• You should wear long trousers and cover your shoulders in temples.
• Remove your shoes before entering houses or in temples.
The impressive landscapes and unique ecosystems of Cambodia, from sweeping beaches to evergreen forests, are home to a plethora of wildlife. There are 212 mammal species, 563 bird species, and 240 reptile species that live here, including 60 rare or endangered species of wildlife like tigers, Asian elephants, clouded leopards, Asiatic black bears, and Siamese crocodiles.
This wildlife sanctuary is like a cross between a zoo and a safari park, housing animals rescued from traffickers or saved from poacher’s traps. See the large tiger population, the elephants that paint, the sizeable menagerie, and the world’s largest captive collection of pileated gibbons and Malayan sun bears. Once the animals have recovered they are released back into the wild when possible.

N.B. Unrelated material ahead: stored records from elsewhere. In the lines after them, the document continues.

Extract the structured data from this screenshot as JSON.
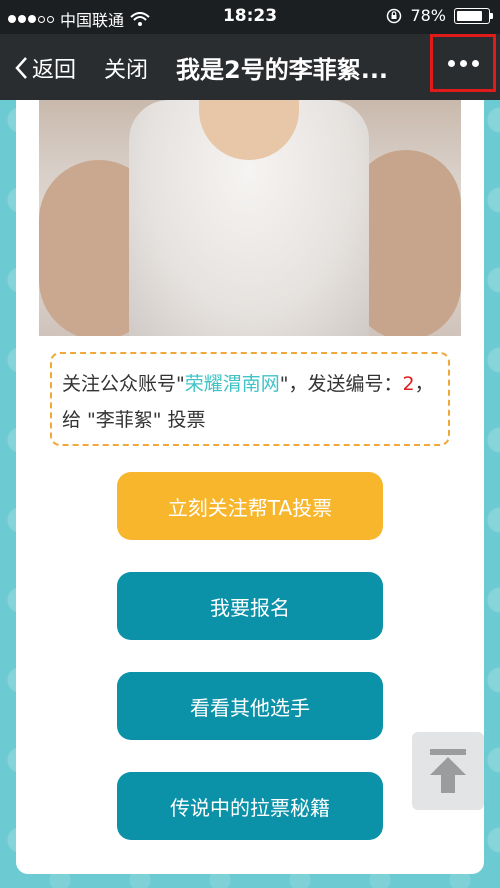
{
  "status_bar": {
    "carrier": "中国联通",
    "time": "18:23",
    "battery": "78%",
    "battery_level": 0.78
  },
  "nav": {
    "back_label": "返回",
    "close_label": "关闭",
    "title": "我是2号的李菲絮...",
    "more_icon": "more-dots-icon"
  },
  "notice": {
    "prefix": "关注公众账号\"",
    "account": "荣耀渭南网",
    "middle": "\"，发送编号：",
    "number": "2",
    "suffix": "，给 \"李菲絮\" 投票"
  },
  "buttons": {
    "follow_vote": "立刻关注帮TA投票",
    "signup": "我要报名",
    "others": "看看其他选手",
    "tips": "传说中的拉票秘籍"
  },
  "colors": {
    "accent_yellow": "#f7b62b",
    "accent_teal": "#0b92a8",
    "link": "#3fc3c7",
    "highlight_red": "#e02020"
  }
}
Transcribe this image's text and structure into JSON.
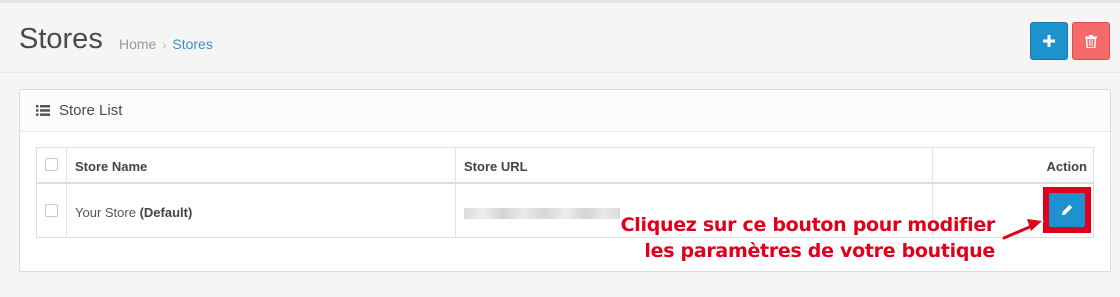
{
  "header": {
    "title": "Stores",
    "breadcrumb": [
      {
        "label": "Home"
      },
      {
        "label": "Stores"
      }
    ],
    "add_icon": "plus-icon",
    "delete_icon": "trash-icon",
    "colors": {
      "primary": "#1e91cf",
      "danger": "#f56b6b",
      "link": "#3e8ec4"
    }
  },
  "panel": {
    "icon": "list-icon",
    "title": "Store List"
  },
  "table": {
    "columns": [
      "Store Name",
      "Store URL",
      "Action"
    ],
    "rows": [
      {
        "name": "Your Store",
        "default_tag": "(Default)",
        "url_obscured": true,
        "action_icon": "pencil-icon"
      }
    ]
  },
  "annotation": {
    "line1": "Cliquez sur ce bouton pour modifier",
    "line2": "les paramètres de votre boutique",
    "color": "#e0001b"
  }
}
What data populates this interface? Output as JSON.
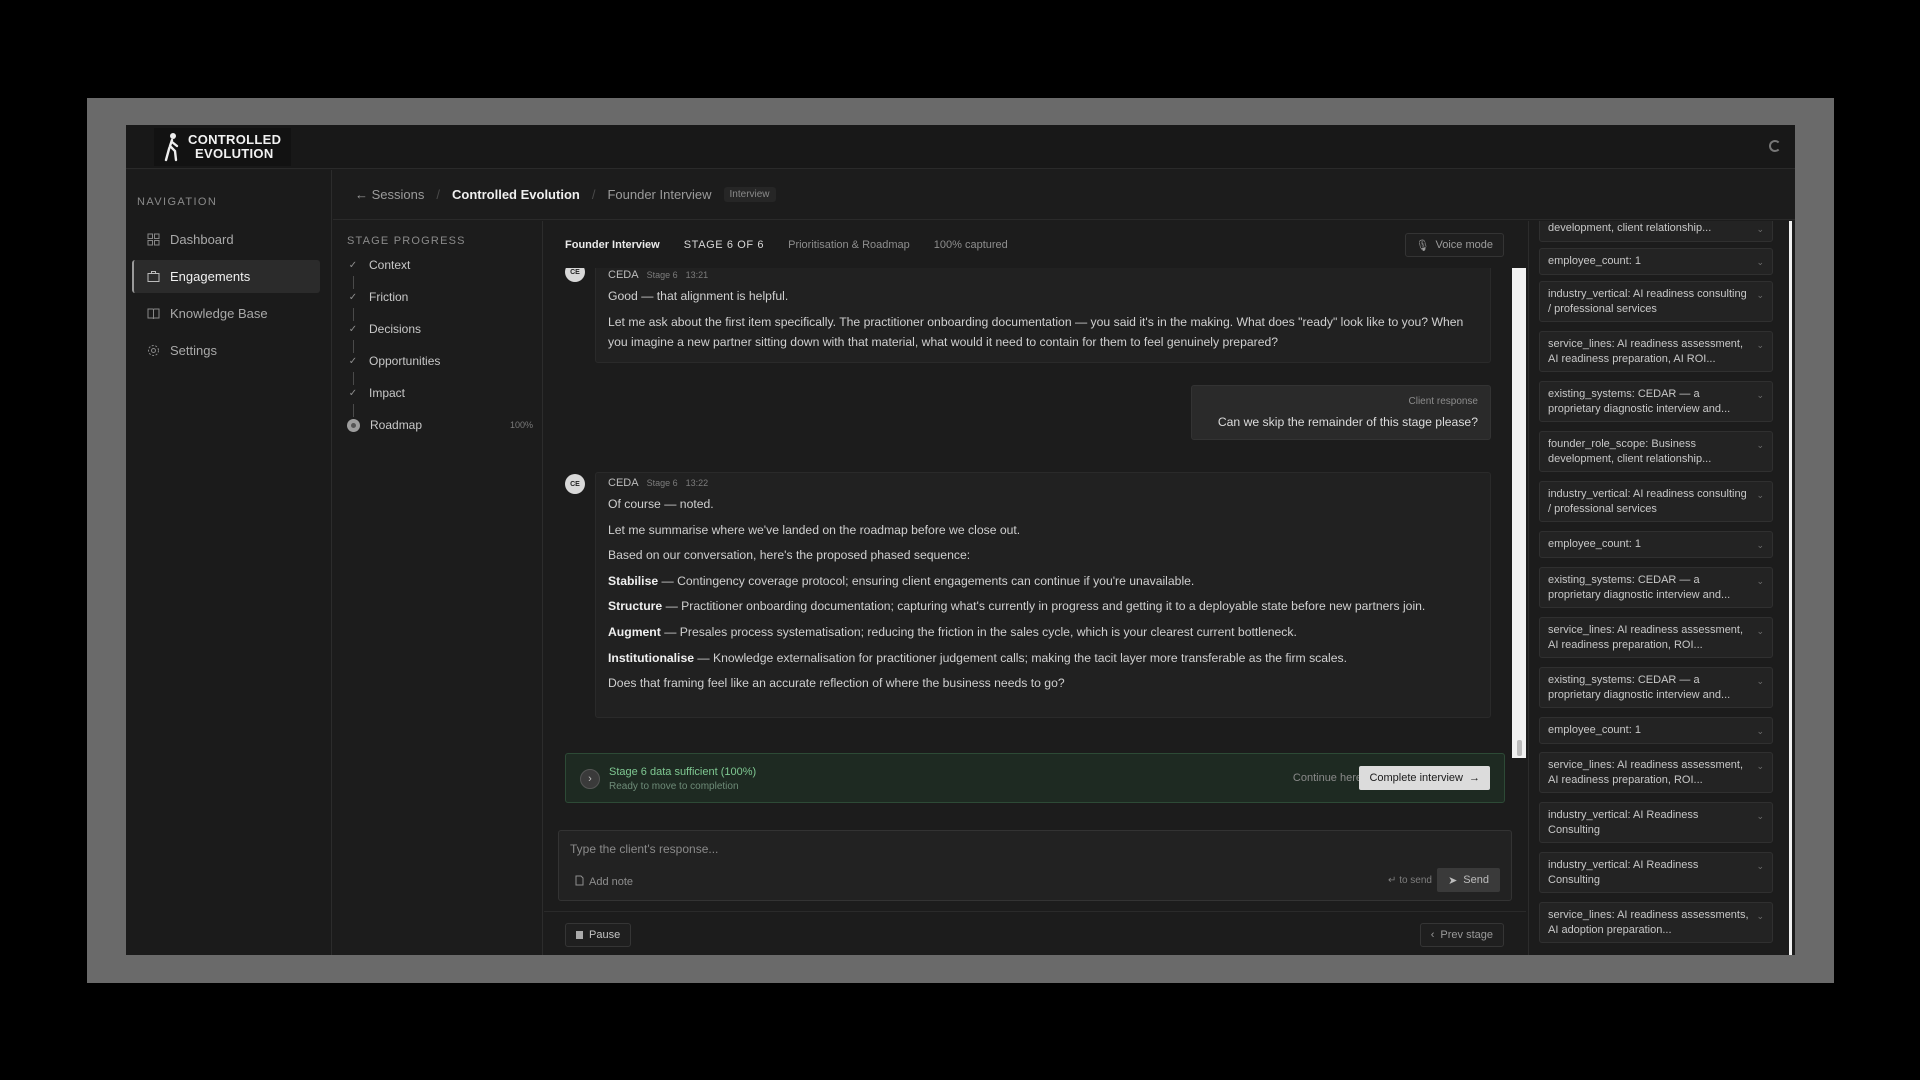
{
  "brand": {
    "line1": "CONTROLLED",
    "line2": "EVOLUTION"
  },
  "nav": {
    "title": "NAVIGATION",
    "items": [
      {
        "label": "Dashboard",
        "icon": "dashboard-icon"
      },
      {
        "label": "Engagements",
        "icon": "briefcase-icon",
        "active": true
      },
      {
        "label": "Knowledge Base",
        "icon": "book-icon"
      },
      {
        "label": "Settings",
        "icon": "gear-icon"
      }
    ]
  },
  "breadcrumb": {
    "back": "Sessions",
    "project": "Controlled Evolution",
    "page": "Founder Interview",
    "tag": "Interview"
  },
  "stages": {
    "title": "STAGE PROGRESS",
    "items": [
      {
        "label": "Context",
        "state": "done"
      },
      {
        "label": "Friction",
        "state": "done"
      },
      {
        "label": "Decisions",
        "state": "done"
      },
      {
        "label": "Opportunities",
        "state": "done"
      },
      {
        "label": "Impact",
        "state": "done"
      },
      {
        "label": "Roadmap",
        "state": "current",
        "pct": "100%"
      }
    ]
  },
  "chat_header": {
    "title": "Founder Interview",
    "stage": "STAGE 6 OF 6",
    "topic": "Prioritisation & Roadmap",
    "captured": "100% captured",
    "voice_label": "Voice mode"
  },
  "messages": {
    "m1": {
      "avatar": "CE",
      "sender": "CEDA",
      "stage": "Stage 6",
      "time": "13:21",
      "p1": "Good — that alignment is helpful.",
      "p2": "Let me ask about the first item specifically. The practitioner onboarding documentation — you said it's in the making. What does \"ready\" look like to you? When you imagine a new partner sitting down with that material, what would it need to contain for them to feel genuinely prepared?"
    },
    "client": {
      "label": "Client response",
      "text": "Can we skip the remainder of this stage please?"
    },
    "m2": {
      "avatar": "CE",
      "sender": "CEDA",
      "stage": "Stage 6",
      "time": "13:22",
      "p1": "Of course — noted.",
      "p2": "Let me summarise where we've landed on the roadmap before we close out.",
      "p3": "Based on our conversation, here's the proposed phased sequence:",
      "items": [
        {
          "term": "Stabilise",
          "text": " — Contingency coverage protocol; ensuring client engagements can continue if you're unavailable."
        },
        {
          "term": "Structure",
          "text": " — Practitioner onboarding documentation; capturing what's currently in progress and getting it to a deployable state before new partners join."
        },
        {
          "term": "Augment",
          "text": " — Presales process systematisation; reducing the friction in the sales cycle, which is your clearest current bottleneck."
        },
        {
          "term": "Institutionalise",
          "text": " — Knowledge externalisation for practitioner judgement calls; making the tacit layer more transferable as the firm scales."
        }
      ],
      "p4": "Does that framing feel like an accurate reflection of where the business needs to go?"
    }
  },
  "banner": {
    "title": "Stage 6 data sufficient (100%)",
    "subtitle": "Ready to move to completion",
    "continue_label": "Continue here",
    "complete_label": "Complete interview"
  },
  "composer": {
    "placeholder": "Type the client's response...",
    "add_note": "Add note",
    "hint": "↵ to send",
    "send_label": "Send"
  },
  "footer": {
    "pause_label": "Pause",
    "prev_label": "Prev stage"
  },
  "facts": [
    "development, client relationship...",
    "employee_count: 1",
    "industry_vertical: AI readiness consulting / professional services",
    "service_lines: AI readiness assessment, AI readiness preparation, AI ROI...",
    "existing_systems: CEDAR — a proprietary diagnostic interview and...",
    "founder_role_scope: Business development, client relationship...",
    "industry_vertical: AI readiness consulting / professional services",
    "employee_count: 1",
    "existing_systems: CEDAR — a proprietary diagnostic interview and...",
    "service_lines: AI readiness assessment, AI readiness preparation, ROI...",
    "existing_systems: CEDAR — a proprietary diagnostic interview and...",
    "employee_count: 1",
    "service_lines: AI readiness assessment, AI readiness preparation, ROI...",
    "industry_vertical: AI Readiness Consulting",
    "industry_vertical: AI Readiness Consulting",
    "service_lines: AI readiness assessments, AI adoption preparation..."
  ]
}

The Northern Plains of Cambodia have been described as the Asian equivalent of the African savannas. Among the deciduous forests, grasslands, and wetlands live mammals and birds not found anywhere else in the world. Near the tiny village of Tmatboey are two of the rarest bird species in the world: the giant ibis and the white-shouldered ibis. You will also see greater and lesser adjutant storks, black-necked storks, great spotted eagles, white-rumped falcons, and Manchurian reed warblers.
The Cardamom Mountains
The Cardamom Mountains are covered with dense, virgin rainforests and have never been fully explored or catalogued. The moist climate and undisturbed nature of these isolated mountains has a rich variety of wildlife and are thought to be home to more than 100 mammals, including the largest population of Asian elephants in Cambodia, Indochinese tigers, clouded leopards, and Malayan sun bears. Adventure companies take you trekking through the numerous hiking trails to see waterfalls, wander the pristine forests, and see the indigenous wildlife.